I’ve always wanted to walk the length of Manhattan and watch how the neighborhoods change from block to block. Two weeks ago, Mike and I grabbed our water bottles, donned our sneakers and headed up to the northern tip of Manhattan.
We rode the A train till the last stop in Manhattan, Inwood 207th St. The subway ride was pretty typical: From 42nd St. to Columbus Circle, there were the usual hoards of tourists, pouring over their subway maps, scratching their heads in confusion. When the A train raced past the next few stations (because it is express), a group of Italian tourists jumped up demanding to know why the train wasn’t stopping. This happens every time. We explained that the next stop was in Harlem and they could turn around there. Upon mention of Harlem, they gave us a look that said, “Please don’t mug us.” The next twenty minutes of the ride was silent – the car filled with depressed looking people who just wanted to get home. We got off at the last station, eager to see Manhattan by foot.
We were immediately taken aback by the beauty of Ft. Tyron Park.
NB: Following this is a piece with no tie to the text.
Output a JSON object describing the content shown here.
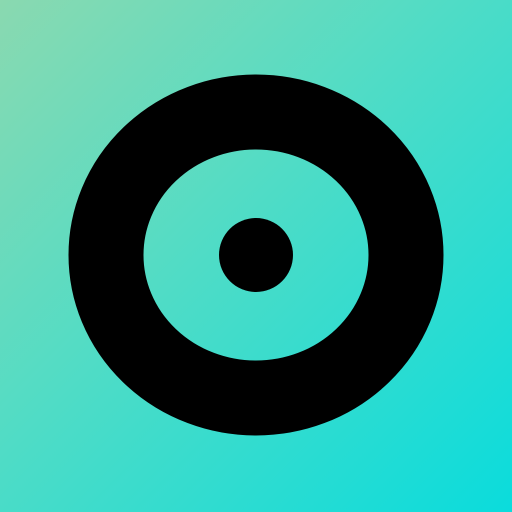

It’s easy to forget that Manhattan was once a wooded, swamp land. This park is a great reminder of what Manhattan might have looked like hundreds of years ago.
A stranger asked if we wanted our picture taken (something I always offer to tourists to prove that New Yorkers are not as mean/rude as the stereotypes suggest). It was fun feeling like a tourist in a city I practically grew up in. Everyone knows to go to Central Park when they visit the city, but I’d highly recommend this park. It has a wide open courtyard (with clean bathrooms), rocky hills to explore, and stunning vistas of the Hudson river.
If you’re planning a trip to the city, I would recommend a visit to the Cloisters, a medieval castle in Manhattan, and then a picnic in Ft. Tryon. The fall is really the best time to visit because the colors of trees are stunning.
The next twenty blocks were uneventful, but we did eat some pretty amazing empenadas. It’s pretty remarkable how quiet some parts of Manhattan are – I’m so used to the constant noise of midtown. Just as we were getting used to the peace and quiet, we started to notice a lot more honking and traffic; a sure sign of the George Washington Bridge. We tried to take more pictures of the bridge, but there were too many aggressive bikers in their neon spandex, yelling at us to get out of their way – they were in a rush to enjoy the day.
So far that covers the first 2 miles of our journey. Stay tuned for the next 11 miles!
- BROOKLYN to TARRYTOWN (escapebrooklyn.wordpress.com)
- Squatter’s Shacks, West Harlem,1933 (harlemworldmag.com)
- At Home on the Range (of NYC Waterways) (windagainstcurrent.com)
- 26 Maps That Show How New Yorkers Really Feel About Each Other (businessinsider.com)